• _How to complete this task_
Below are some records. Count the lines with "Lists" in them and give nothing but the total.

• _Information provided_

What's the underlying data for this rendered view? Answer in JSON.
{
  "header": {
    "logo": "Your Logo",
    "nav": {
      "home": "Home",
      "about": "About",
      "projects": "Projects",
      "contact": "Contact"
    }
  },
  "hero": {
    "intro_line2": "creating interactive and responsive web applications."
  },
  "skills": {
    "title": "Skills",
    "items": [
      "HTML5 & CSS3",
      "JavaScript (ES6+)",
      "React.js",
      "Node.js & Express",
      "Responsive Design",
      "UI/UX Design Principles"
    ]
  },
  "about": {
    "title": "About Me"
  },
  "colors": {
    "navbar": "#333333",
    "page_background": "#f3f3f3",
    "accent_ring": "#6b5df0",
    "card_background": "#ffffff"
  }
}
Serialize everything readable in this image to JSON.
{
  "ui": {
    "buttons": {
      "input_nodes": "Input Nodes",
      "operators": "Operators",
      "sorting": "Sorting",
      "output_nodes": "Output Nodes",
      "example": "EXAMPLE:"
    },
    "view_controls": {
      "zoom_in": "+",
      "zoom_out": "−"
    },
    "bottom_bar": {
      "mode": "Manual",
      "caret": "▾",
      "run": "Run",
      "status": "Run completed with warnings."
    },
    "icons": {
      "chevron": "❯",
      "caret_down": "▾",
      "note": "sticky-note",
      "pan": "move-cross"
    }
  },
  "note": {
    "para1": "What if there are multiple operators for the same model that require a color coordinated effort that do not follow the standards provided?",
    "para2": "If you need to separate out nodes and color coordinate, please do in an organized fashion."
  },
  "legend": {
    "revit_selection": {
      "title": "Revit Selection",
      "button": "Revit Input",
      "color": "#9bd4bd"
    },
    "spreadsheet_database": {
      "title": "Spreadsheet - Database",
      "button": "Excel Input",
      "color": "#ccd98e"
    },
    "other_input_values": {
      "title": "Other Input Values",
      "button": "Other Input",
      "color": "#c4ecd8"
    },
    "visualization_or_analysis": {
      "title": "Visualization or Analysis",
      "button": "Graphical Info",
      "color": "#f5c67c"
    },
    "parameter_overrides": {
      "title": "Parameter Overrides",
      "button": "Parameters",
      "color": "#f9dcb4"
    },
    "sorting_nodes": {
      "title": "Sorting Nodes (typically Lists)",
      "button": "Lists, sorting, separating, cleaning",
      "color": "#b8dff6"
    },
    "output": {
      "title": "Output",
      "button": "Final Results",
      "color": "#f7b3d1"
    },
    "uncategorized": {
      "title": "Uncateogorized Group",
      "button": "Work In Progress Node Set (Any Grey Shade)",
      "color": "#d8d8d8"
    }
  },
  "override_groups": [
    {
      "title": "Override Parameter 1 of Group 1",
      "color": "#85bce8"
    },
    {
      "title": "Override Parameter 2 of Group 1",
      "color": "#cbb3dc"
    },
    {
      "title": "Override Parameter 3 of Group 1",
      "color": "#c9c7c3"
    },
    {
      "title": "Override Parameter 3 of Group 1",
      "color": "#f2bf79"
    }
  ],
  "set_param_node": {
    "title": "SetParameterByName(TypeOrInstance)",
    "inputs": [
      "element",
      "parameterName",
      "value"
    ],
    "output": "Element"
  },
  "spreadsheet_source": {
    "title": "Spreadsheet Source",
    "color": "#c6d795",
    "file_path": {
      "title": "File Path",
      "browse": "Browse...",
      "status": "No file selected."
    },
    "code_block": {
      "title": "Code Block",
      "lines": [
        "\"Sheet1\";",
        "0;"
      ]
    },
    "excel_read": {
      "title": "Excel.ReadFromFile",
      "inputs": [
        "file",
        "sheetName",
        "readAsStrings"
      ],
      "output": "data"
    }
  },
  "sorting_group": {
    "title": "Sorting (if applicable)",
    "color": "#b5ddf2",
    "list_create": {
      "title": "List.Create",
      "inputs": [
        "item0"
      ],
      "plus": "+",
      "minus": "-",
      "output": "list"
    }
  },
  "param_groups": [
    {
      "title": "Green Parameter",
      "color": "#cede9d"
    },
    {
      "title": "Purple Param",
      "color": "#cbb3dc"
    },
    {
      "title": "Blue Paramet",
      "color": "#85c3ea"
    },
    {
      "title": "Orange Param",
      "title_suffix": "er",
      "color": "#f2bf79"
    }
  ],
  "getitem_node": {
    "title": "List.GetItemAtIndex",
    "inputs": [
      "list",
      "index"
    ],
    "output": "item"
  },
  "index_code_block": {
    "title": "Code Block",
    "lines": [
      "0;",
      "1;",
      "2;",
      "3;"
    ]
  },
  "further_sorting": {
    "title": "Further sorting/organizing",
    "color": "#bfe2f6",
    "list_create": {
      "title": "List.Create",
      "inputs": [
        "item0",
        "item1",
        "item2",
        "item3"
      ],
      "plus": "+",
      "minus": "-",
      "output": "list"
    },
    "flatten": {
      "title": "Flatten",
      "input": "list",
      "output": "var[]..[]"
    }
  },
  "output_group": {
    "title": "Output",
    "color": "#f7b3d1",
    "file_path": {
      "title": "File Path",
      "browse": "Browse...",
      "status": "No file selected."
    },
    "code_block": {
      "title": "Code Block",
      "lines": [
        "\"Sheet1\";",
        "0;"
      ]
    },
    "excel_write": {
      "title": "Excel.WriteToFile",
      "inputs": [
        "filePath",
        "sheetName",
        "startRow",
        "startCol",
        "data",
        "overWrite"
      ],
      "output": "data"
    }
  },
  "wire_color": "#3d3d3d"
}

• _Response to the task_
2